59.  In these circumstances, the Court finds that in the present case the liquidator's actions can be regarded as a deprivation of possessions, even though the applicant was not formally deprived of his property (see Papamichalopoulos and Others v. Greece, 24 June 1993, §§ 41 and 42, Series A no. 260-B). Those actions were not compliant with the domestic law and could not be justified by a “public interest”, as was confirmed by the domestic courts in their decisions of 26 August and 12 November 1998.

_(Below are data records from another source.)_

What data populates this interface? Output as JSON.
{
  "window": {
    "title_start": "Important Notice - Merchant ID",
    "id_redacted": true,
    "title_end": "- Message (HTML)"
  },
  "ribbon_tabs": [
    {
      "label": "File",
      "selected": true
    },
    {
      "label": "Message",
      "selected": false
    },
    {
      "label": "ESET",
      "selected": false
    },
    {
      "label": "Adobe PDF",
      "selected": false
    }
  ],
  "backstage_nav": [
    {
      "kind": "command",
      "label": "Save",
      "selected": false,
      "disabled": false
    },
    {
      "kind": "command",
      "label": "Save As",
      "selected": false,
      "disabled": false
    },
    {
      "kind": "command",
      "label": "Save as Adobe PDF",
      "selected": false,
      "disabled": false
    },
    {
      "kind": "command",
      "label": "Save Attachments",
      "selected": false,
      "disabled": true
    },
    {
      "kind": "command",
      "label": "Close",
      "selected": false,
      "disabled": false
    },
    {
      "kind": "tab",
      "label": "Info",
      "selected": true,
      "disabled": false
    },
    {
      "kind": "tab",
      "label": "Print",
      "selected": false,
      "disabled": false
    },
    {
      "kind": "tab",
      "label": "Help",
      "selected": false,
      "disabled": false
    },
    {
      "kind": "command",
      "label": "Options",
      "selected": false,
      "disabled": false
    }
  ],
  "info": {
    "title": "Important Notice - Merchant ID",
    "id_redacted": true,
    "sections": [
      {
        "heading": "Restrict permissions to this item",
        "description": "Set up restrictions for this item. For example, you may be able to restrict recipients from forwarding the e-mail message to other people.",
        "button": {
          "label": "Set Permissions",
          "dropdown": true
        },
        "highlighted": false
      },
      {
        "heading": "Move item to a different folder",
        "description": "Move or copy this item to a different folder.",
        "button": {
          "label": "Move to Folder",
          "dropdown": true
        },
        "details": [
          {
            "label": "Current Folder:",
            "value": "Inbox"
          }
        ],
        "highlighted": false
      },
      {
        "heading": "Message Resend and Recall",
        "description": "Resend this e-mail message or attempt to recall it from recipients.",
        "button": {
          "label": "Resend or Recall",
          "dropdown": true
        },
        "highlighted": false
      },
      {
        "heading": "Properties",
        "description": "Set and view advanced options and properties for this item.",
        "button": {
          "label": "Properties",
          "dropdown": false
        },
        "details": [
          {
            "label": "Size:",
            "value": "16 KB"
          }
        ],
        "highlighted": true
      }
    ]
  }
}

60.  Therefore, having regard to the applicant's inability to obtain the effective payment of the money owed to him in accordance with the statutory principle of proportional distribution, as ordered by the domestic courts on 26 August and 12 November 1998, whereas creditors of a certain category, whose existence was not even provided for by law, were satisfied in full, the Court takes the view that the applicant was unlawfully deprived of his property, in breach of his right to the peaceful enjoyment of his possessions.

61.  There has accordingly been a violation of Article 1 of Protocol No. 1.

III.  APPLICATION OF ARTICLE 41 OF THE CONVENTION

62.  Article 41 of the Convention provides:

“If the Court finds that there has been a violation of the Convention or the Protocols thereto, and if the internal law of the High Contracting Party concerned allows only partial reparation to be made, the Court shall, if necessary, afford just satisfaction to the injured party.”

63.  On his application form the applicant stated that he estimated his pecuniary damage at 3,000 United States dollars (USD) and his non-pecuniary damage at USD 48,000. However, after the admissibility decision he failed to submit a claim, within the time allowed him for that purpose, under any head of damage or in respect of costs and expenses.

64.  The Court reiterates that it does not make any award by way of just satisfaction where quantified claims and the relevant documentation have not been submitted within the time-limit fixed for that purpose by Rule 60 § 1 of the Rules of Court, even if the applicant had indicated his claims at an earlier stage of the proceedings (see Fadıl Yılmaz v. Turkey, no. 28171/02, § 26, 21 July 2005).

65.  In accordance with these principles, the Court finds that there is no reason to make any award by way of just satisfaction in the present case.

FOR THESE REASONS, THE COURT UNANIMOUSLY

1.  Dismisses the Government's preliminary objection;

2.  Holds that there has been a violation of Article 1 of Protocol No. 1;

3.  Holds that there is no reason to make an award by way of just satisfaction in the present case.

Done in French, and notified in writing on 14 January 2010, pursuant to Rule 77 §§ 2 and 3 of the Rules of Court.

Søren Nielsen Christos Rozakis Registrar  President


KOTOV v. RUSSIA JUDGMENT


KOTOV v. RUSSIA JUDGMENT